Three more applicants applied for funds when they weren’t not entitled.
In response to rising pressures, Mr Wilkinson said they have taken a “defensive” approach to fraud prevention, including not duplicating work that council departments carry out themselves.
The committee heard that the risk of cyber fraud has risen to top of the list of the council’s concerns. It has been given a red rating and Mr Wilkinson said he could not guarantee that the council would not become a victim.
“Cyber is the highest risk,” said Mr Wilkinson.
“Not because our systems are vulnerable but for two reasons.
“We have seen a massive cultural shift to everybody working from home, so the resilience of our IT systems is something to be commended and is dealing with significantly more volume transacting through it.”
He said attacks are faced “almost daily” and include the risks of staff clicking on fraudster email links.
“If staff are working remotely perhaps they are a little detached from the good concepts of good protection around cyber security and might be tempted to click that dodgy email,” he said.
Mr Wilkinson added: “We can’t guarantee that we will never be caught with one of those attacks. It is on our doorstep.
“Northamptonshire got caught with an impersonation fraud, where an invoice of £80,000 was paid out.
“These people are very sophisticated how they sneak those things through our controls.
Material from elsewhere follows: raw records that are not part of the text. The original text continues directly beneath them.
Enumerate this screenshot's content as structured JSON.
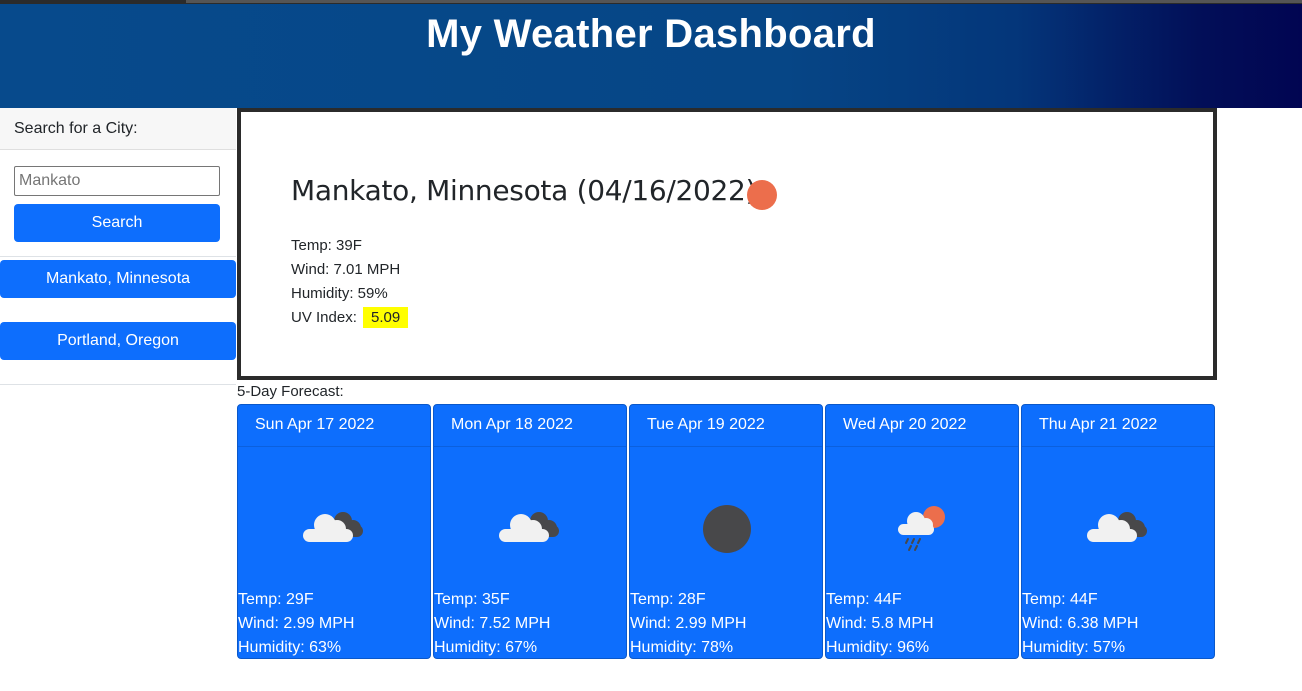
{
  "app": {
    "title": "My Weather Dashboard"
  },
  "search": {
    "header": "Search for a City:",
    "input_value": "Mankato",
    "button_label": "Search",
    "history": [
      "Mankato, Minnesota",
      "Portland, Oregon"
    ]
  },
  "current": {
    "title": "Mankato, Minnesota (04/16/2022)",
    "icon": "sun-icon",
    "temp": "Temp: 39F",
    "wind": "Wind: 7.01 MPH",
    "humidity": "Humidity: 59%",
    "uv_label": "UV Index:",
    "uv_value": "5.09",
    "uv_color": "#ffff00"
  },
  "forecast": {
    "label": "5-Day Forecast:",
    "days": [
      {
        "date": "Sun Apr 17 2022",
        "icon": "broken-clouds-icon",
        "temp": "Temp: 29F",
        "wind": "Wind: 2.99 MPH",
        "humidity": "Humidity: 63%"
      },
      {
        "date": "Mon Apr 18 2022",
        "icon": "broken-clouds-icon",
        "temp": "Temp: 35F",
        "wind": "Wind: 7.52 MPH",
        "humidity": "Humidity: 67%"
      },
      {
        "date": "Tue Apr 19 2022",
        "icon": "night-clear-icon",
        "temp": "Temp: 28F",
        "wind": "Wind: 2.99 MPH",
        "humidity": "Humidity: 78%"
      },
      {
        "date": "Wed Apr 20 2022",
        "icon": "rain-sun-icon",
        "temp": "Temp: 44F",
        "wind": "Wind: 5.8 MPH",
        "humidity": "Humidity: 96%"
      },
      {
        "date": "Thu Apr 21 2022",
        "icon": "broken-clouds-icon",
        "temp": "Temp: 44F",
        "wind": "Wind: 6.38 MPH",
        "humidity": "Humidity: 57%"
      }
    ]
  },
  "colors": {
    "header_start": "#074a8c",
    "header_end": "#010552",
    "accent": "#0d6efd",
    "sun": "#ec6e4c",
    "dark_cloud": "#48484a"
  }
}
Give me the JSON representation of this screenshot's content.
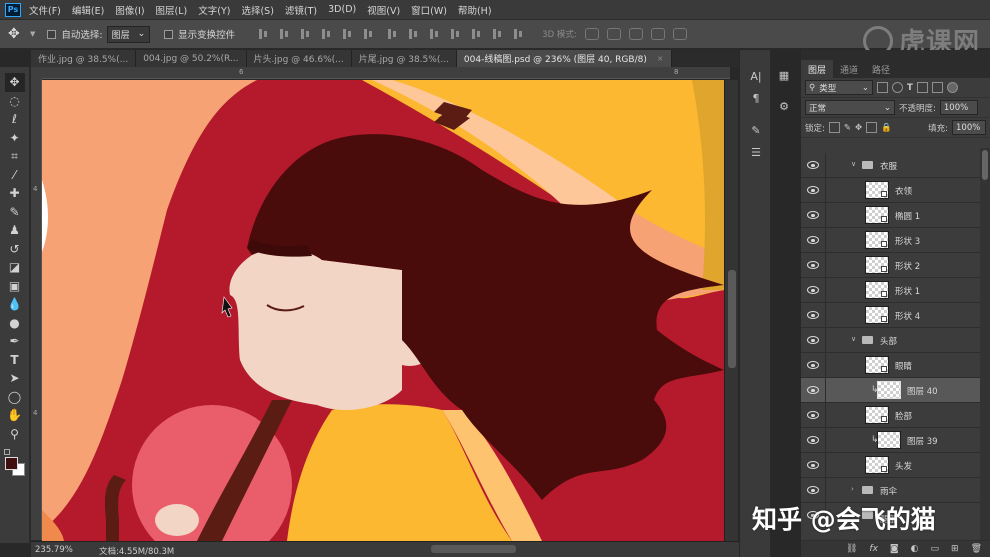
{
  "menu": [
    "文件(F)",
    "编辑(E)",
    "图像(I)",
    "图层(L)",
    "文字(Y)",
    "选择(S)",
    "滤镜(T)",
    "3D(D)",
    "视图(V)",
    "窗口(W)",
    "帮助(H)"
  ],
  "options": {
    "auto_select_label": "自动选择:",
    "auto_select_value": "图层",
    "show_transform_label": "显示变换控件",
    "mode_3d_label": "3D 模式:"
  },
  "watermark_top": "虎课网",
  "tabs": [
    {
      "label": "作业.jpg @ 38.5%(..."
    },
    {
      "label": "004.jpg @ 50.2%(R..."
    },
    {
      "label": "片头.jpg @ 46.6%(..."
    },
    {
      "label": "片尾.jpg @ 38.5%(..."
    },
    {
      "label": "004-线稿图.psd @ 236% (图层 40, RGB/8)"
    }
  ],
  "ruler": {
    "top": [
      "6",
      "8"
    ],
    "left": [
      "4",
      "4"
    ]
  },
  "status": {
    "zoom": "235.79%",
    "doc": "文档:4.55M/80.3M"
  },
  "panel": {
    "tabs": [
      "图层",
      "通道",
      "路径"
    ],
    "filter_label": "类型",
    "blend_mode": "正常",
    "opacity_label": "不透明度:",
    "opacity_value": "100%",
    "lock_label": "锁定:",
    "fill_label": "填充:",
    "fill_value": "100%"
  },
  "layers": [
    {
      "name": "衣服",
      "type": "group"
    },
    {
      "name": "衣领",
      "type": "layer"
    },
    {
      "name": "椭圆 1",
      "type": "layer"
    },
    {
      "name": "形状 3",
      "type": "layer"
    },
    {
      "name": "形状 2",
      "type": "layer"
    },
    {
      "name": "形状 1",
      "type": "layer"
    },
    {
      "name": "形状 4",
      "type": "layer"
    },
    {
      "name": "头部",
      "type": "group"
    },
    {
      "name": "眼睛",
      "type": "layer"
    },
    {
      "name": "图层 40",
      "type": "clip"
    },
    {
      "name": "脸部",
      "type": "layer"
    },
    {
      "name": "图层 39",
      "type": "clip"
    },
    {
      "name": "头发",
      "type": "layer"
    },
    {
      "name": "雨伞",
      "type": "group"
    },
    {
      "name": "腿部",
      "type": "layer"
    }
  ],
  "watermark_bottom": "知乎 @会飞的猫",
  "colors": {
    "foreground": "#400f0f",
    "background": "#ffffff",
    "canvas_red": "#b41a2c",
    "hair": "#4a0b0b",
    "skin": "#f3d5c5",
    "yellow": "#fcb830"
  }
}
“Every once in a while one of those issues will sneak through all of the protections we put in place.
“We’ve got to have a dose of reality.”
Councillors agreed to scrutinise the issue of cyber security more closely at a future meeting.